[Opening Record set section]

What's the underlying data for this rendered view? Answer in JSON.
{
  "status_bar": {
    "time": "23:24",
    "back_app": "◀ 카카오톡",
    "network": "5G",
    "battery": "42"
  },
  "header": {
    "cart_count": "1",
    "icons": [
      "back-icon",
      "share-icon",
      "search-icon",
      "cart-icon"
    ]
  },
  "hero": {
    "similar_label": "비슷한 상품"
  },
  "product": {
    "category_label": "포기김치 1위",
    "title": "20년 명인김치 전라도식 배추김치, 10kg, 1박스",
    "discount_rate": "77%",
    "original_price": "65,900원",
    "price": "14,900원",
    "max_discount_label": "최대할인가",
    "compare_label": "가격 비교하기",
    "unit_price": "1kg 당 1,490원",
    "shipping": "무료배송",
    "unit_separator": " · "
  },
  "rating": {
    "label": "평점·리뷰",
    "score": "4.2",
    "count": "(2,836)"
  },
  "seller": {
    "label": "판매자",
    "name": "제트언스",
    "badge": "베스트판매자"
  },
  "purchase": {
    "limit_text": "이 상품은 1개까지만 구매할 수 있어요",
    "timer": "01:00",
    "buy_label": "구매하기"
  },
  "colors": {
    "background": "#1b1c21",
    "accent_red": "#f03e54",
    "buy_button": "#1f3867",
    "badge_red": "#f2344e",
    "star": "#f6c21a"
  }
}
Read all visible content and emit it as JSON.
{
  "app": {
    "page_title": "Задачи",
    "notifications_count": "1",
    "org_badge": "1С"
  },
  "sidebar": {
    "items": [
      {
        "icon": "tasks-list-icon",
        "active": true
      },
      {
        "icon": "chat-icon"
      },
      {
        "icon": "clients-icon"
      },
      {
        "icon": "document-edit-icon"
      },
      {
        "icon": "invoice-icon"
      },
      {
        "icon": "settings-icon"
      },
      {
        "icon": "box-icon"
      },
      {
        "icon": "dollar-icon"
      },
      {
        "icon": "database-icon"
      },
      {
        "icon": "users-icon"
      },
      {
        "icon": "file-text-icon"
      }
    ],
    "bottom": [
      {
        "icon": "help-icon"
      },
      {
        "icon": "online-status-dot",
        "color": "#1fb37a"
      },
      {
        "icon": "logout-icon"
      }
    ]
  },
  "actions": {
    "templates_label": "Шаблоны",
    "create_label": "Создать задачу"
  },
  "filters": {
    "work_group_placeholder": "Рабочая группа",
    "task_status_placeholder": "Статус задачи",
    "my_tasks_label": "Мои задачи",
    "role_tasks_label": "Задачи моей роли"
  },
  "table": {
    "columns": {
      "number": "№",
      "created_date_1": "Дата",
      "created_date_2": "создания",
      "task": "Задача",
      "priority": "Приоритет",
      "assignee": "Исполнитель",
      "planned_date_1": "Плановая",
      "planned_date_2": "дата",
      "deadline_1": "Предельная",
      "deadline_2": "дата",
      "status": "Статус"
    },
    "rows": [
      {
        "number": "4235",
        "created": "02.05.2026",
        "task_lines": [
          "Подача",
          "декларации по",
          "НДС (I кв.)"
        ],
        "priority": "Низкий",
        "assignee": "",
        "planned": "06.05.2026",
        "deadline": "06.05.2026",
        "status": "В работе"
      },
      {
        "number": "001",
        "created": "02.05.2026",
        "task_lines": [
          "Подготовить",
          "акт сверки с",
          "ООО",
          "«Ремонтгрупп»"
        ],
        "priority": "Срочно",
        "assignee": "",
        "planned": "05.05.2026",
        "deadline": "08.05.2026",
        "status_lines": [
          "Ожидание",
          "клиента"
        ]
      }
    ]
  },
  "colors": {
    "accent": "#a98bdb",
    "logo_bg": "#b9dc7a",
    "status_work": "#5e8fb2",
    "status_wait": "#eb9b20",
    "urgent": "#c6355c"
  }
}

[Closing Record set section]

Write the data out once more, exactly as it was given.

What's the underlying data for this rendered view? Answer in JSON.
{
  "status_bar": {
    "time": "23:24",
    "back_app": "◀ 카카오톡",
    "network": "5G",
    "battery": "42"
  },
  "header": {
    "cart_count": "1",
    "icons": [
      "back-icon",
      "share-icon",
      "search-icon",
      "cart-icon"
    ]
  },
  "hero": {
    "similar_label": "비슷한 상품"
  },
  "product": {
    "category_label": "포기김치 1위",
    "title": "20년 명인김치 전라도식 배추김치, 10kg, 1박스",
    "discount_rate": "77%",
    "original_price": "65,900원",
    "price": "14,900원",
    "max_discount_label": "최대할인가",
    "compare_label": "가격 비교하기",
    "unit_price": "1kg 당 1,490원",
    "shipping": "무료배송",
    "unit_separator": " · "
  },
  "rating": {
    "label": "평점·리뷰",
    "score": "4.2",
    "count": "(2,836)"
  },
  "seller": {
    "label": "판매자",
    "name": "제트언스",
    "badge": "베스트판매자"
  },
  "purchase": {
    "limit_text": "이 상품은 1개까지만 구매할 수 있어요",
    "timer": "01:00",
    "buy_label": "구매하기"
  },
  "colors": {
    "background": "#1b1c21",
    "accent_red": "#f03e54",
    "buy_button": "#1f3867",
    "badge_red": "#f2344e",
    "star": "#f6c21a"
  }
}
Read all visible content and emit it as JSON.
{
  "app": {
    "page_title": "Задачи",
    "notifications_count": "1",
    "org_badge": "1С"
  },
  "sidebar": {
    "items": [
      {
        "icon": "tasks-list-icon",
        "active": true
      },
      {
        "icon": "chat-icon"
      },
      {
        "icon": "clients-icon"
      },
      {
        "icon": "document-edit-icon"
      },
      {
        "icon": "invoice-icon"
      },
      {
        "icon": "settings-icon"
      },
      {
        "icon": "box-icon"
      },
      {
        "icon": "dollar-icon"
      },
      {
        "icon": "database-icon"
      },
      {
        "icon": "users-icon"
      },
      {
        "icon": "file-text-icon"
      }
    ],
    "bottom": [
      {
        "icon": "help-icon"
      },
      {
        "icon": "online-status-dot",
        "color": "#1fb37a"
      },
      {
        "icon": "logout-icon"
      }
    ]
  },
  "actions": {
    "templates_label": "Шаблоны",
    "create_label": "Создать задачу"
  },
  "filters": {
    "work_group_placeholder": "Рабочая группа",
    "task_status_placeholder": "Статус задачи",
    "my_tasks_label": "Мои задачи",
    "role_tasks_label": "Задачи моей роли"
  },
  "table": {
    "columns": {
      "number": "№",
      "created_date_1": "Дата",
      "created_date_2": "создания",
      "task": "Задача",
      "priority": "Приоритет",
      "assignee": "Исполнитель",
      "planned_date_1": "Плановая",
      "planned_date_2": "дата",
      "deadline_1": "Предельная",
      "deadline_2": "дата",
      "status": "Статус"
    },
    "rows": [
      {
        "number": "4235",
        "created": "02.05.2026",
        "task_lines": [
          "Подача",
          "декларации по",
          "НДС (I кв.)"
        ],
        "priority": "Низкий",
        "assignee": "",
        "planned": "06.05.2026",
        "deadline": "06.05.2026",
        "status": "В работе"
      },
      {
        "number": "001",
        "created": "02.05.2026",
        "task_lines": [
          "Подготовить",
          "акт сверки с",
          "ООО",
          "«Ремонтгрупп»"
        ],
        "priority": "Срочно",
        "assignee": "",
        "planned": "05.05.2026",
        "deadline": "08.05.2026",
        "status_lines": [
          "Ожидание",
          "клиента"
        ]
      }
    ]
  },
  "colors": {
    "accent": "#a98bdb",
    "logo_bg": "#b9dc7a",
    "status_work": "#5e8fb2",
    "status_wait": "#eb9b20",
    "urgent": "#c6355c"
  }
}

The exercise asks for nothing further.